Researchers found an association between genetically predicted alcohol consumption and a higher risk of geographic atrophy. A higher risk of advanced AMD was also found in those with genetically predicted smoking initiation.
The authors concluded, “To reduce the prevalence of advanced AMD in aging populations, public health campaigns and programs to support smoking abstention, smoking succession, and reduced alcohol intake should incorporate the evidence that these activities can lead to blindness.”
What Is Age-Related Macular Degeneration?
Age-related macular degeneration is an eye disease that can cause blurred central vision. It is caused by aging to the macula – the part of the eye that controls sharp, straight-ahead vision.
It is a common condition and is a leading cause of vision loss for older adults. Although it doesn’t always lead to complete blindness, losing central vision can make it much harder for those with the disease to see faces, read, drive, or do close-up work such as cooking or fixing things around the house.
Age-related macular degeneration can happen very slowly in some people, while it can be faster in others. Those who have early AMD may not even notice poor vision for a long time.

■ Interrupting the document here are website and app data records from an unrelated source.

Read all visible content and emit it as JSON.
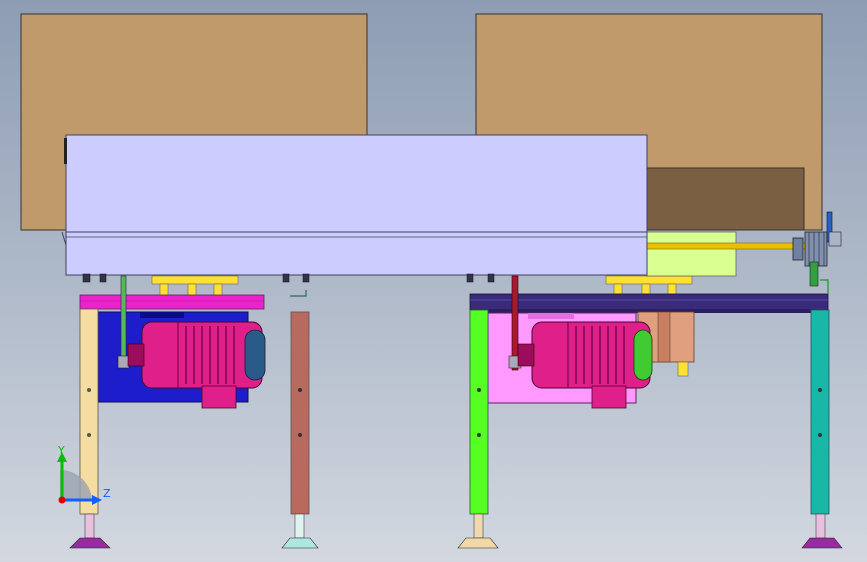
{
  "triad": {
    "y_label": "Y",
    "z_label": "Z",
    "y_color": "#00c000",
    "z_color": "#1060ff",
    "x_color": "#e00000"
  },
  "colors": {
    "box": "#c09a6b",
    "box_shadow": "#7a5f42",
    "cover": "#ccccff",
    "cover_edge": "#404060",
    "blue_plate": "#1d1dcc",
    "pink_plate": "#ff99ff",
    "motor": "#e0208a",
    "motor_dark": "#9c0c5c",
    "magenta_bar": "#ee22cc",
    "purple_beam": "#3a2a7a",
    "leg_tan": "#f5dca0",
    "leg_brown": "#b86a5e",
    "leg_green": "#55ff22",
    "leg_teal": "#18b8a8",
    "yellow": "#ffe033",
    "lime": "#d8ff90",
    "shaft": "#e8c000",
    "foot": "#9a2aa0",
    "copper": "#e0a080"
  }
}
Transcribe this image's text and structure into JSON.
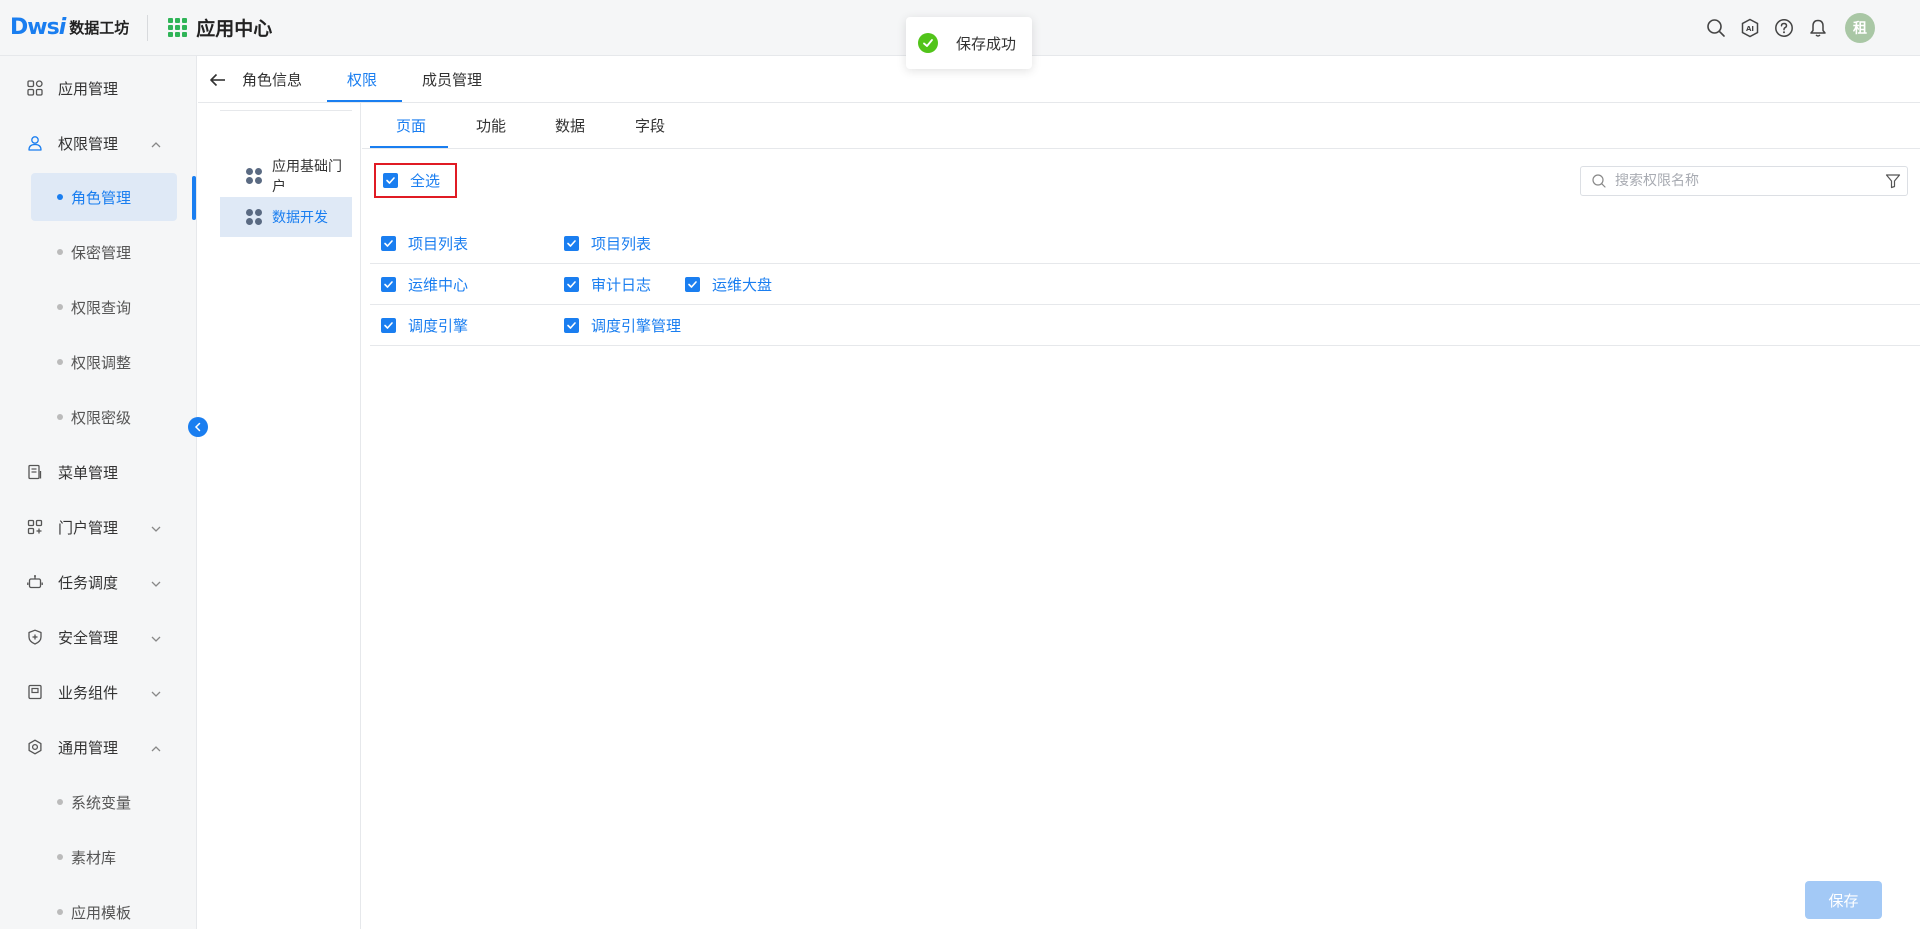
{
  "header": {
    "logo_mark": "Dws",
    "logo_mark_i": "i",
    "logo_text": "数据工坊",
    "app_center": "应用中心",
    "avatar_text": "租"
  },
  "toast": {
    "message": "保存成功"
  },
  "sidebar": {
    "items": [
      {
        "label": "应用管理"
      },
      {
        "label": "权限管理"
      },
      {
        "label": "菜单管理"
      },
      {
        "label": "门户管理"
      },
      {
        "label": "任务调度"
      },
      {
        "label": "安全管理"
      },
      {
        "label": "业务组件"
      },
      {
        "label": "通用管理"
      }
    ],
    "perm_sub": [
      "角色管理",
      "保密管理",
      "权限查询",
      "权限调整",
      "权限密级"
    ],
    "general_sub": [
      "系统变量",
      "素材库",
      "应用模板"
    ]
  },
  "top_tabs": [
    "角色信息",
    "权限",
    "成员管理"
  ],
  "app_list": [
    "应用基础门户",
    "数据开发"
  ],
  "sub_tabs": [
    "页面",
    "功能",
    "数据",
    "字段"
  ],
  "select_all_label": "全选",
  "search": {
    "placeholder": "搜索权限名称"
  },
  "permissions": [
    [
      "项目列表",
      "项目列表"
    ],
    [
      "运维中心",
      "审计日志",
      "运维大盘"
    ],
    [
      "调度引擎",
      "调度引擎管理"
    ]
  ],
  "save_label": "保存",
  "colors": {
    "primary": "#1a7ef0",
    "success": "#52c41a",
    "highlight_border": "#e01b24"
  }
}
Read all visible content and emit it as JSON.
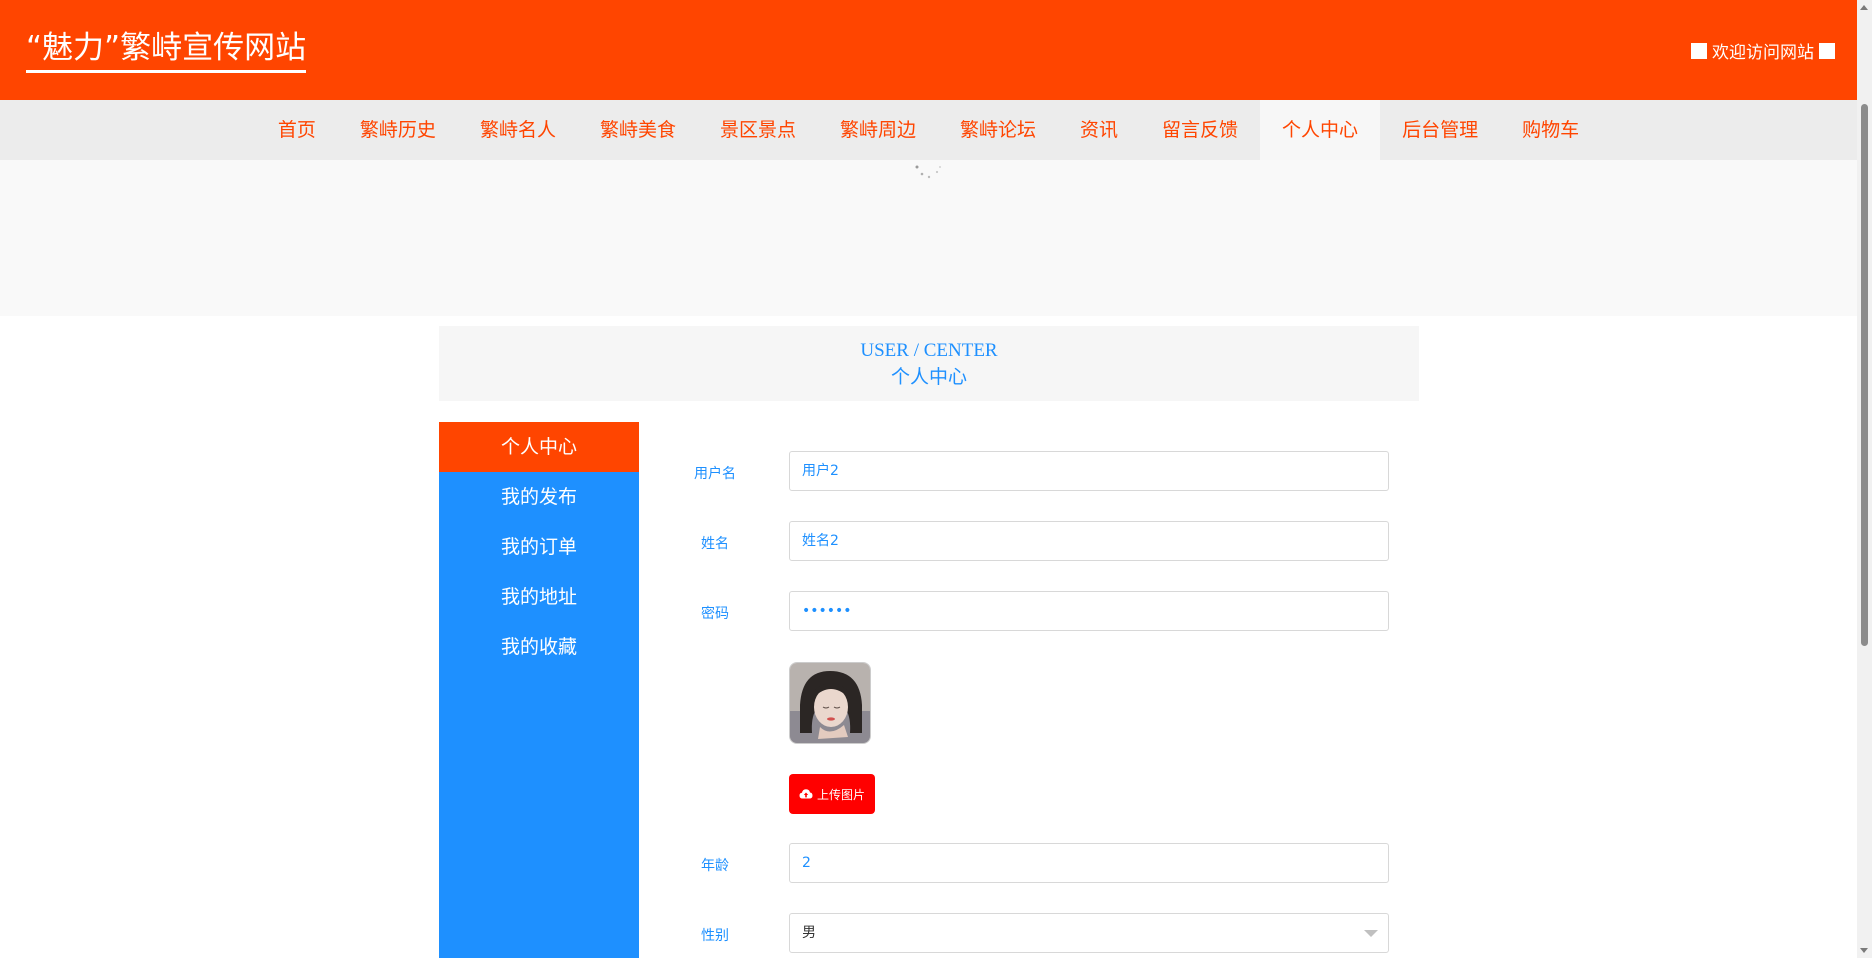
{
  "header": {
    "site_title": "“魅力”繁峙宣传网站",
    "welcome_text": "欢迎访问网站"
  },
  "nav": {
    "items": [
      "首页",
      "繁峙历史",
      "繁峙名人",
      "繁峙美食",
      "景区景点",
      "繁峙周边",
      "繁峙论坛",
      "资讯",
      "留言反馈",
      "个人中心",
      "后台管理",
      "购物车"
    ],
    "active": "个人中心"
  },
  "section": {
    "title_en": "USER / CENTER",
    "title_cn": "个人中心"
  },
  "sidebar": {
    "items": [
      "个人中心",
      "我的发布",
      "我的订单",
      "我的地址",
      "我的收藏"
    ],
    "active": "个人中心"
  },
  "form": {
    "username_label": "用户名",
    "username_value": "用户2",
    "name_label": "姓名",
    "name_value": "姓名2",
    "password_label": "密码",
    "password_value": "••••••",
    "upload_label": "上传图片",
    "age_label": "年龄",
    "age_value": "2",
    "gender_label": "性别",
    "gender_value": "男"
  },
  "colors": {
    "brand": "#ff4500",
    "accent": "#1e90ff",
    "upload": "#ff0000"
  }
}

This is why studies such as this are so important to find lifestyle behaviors that can increase the risk for the disease. Eye health is extremely important, and more studies are needed to find possible risk factors for disease.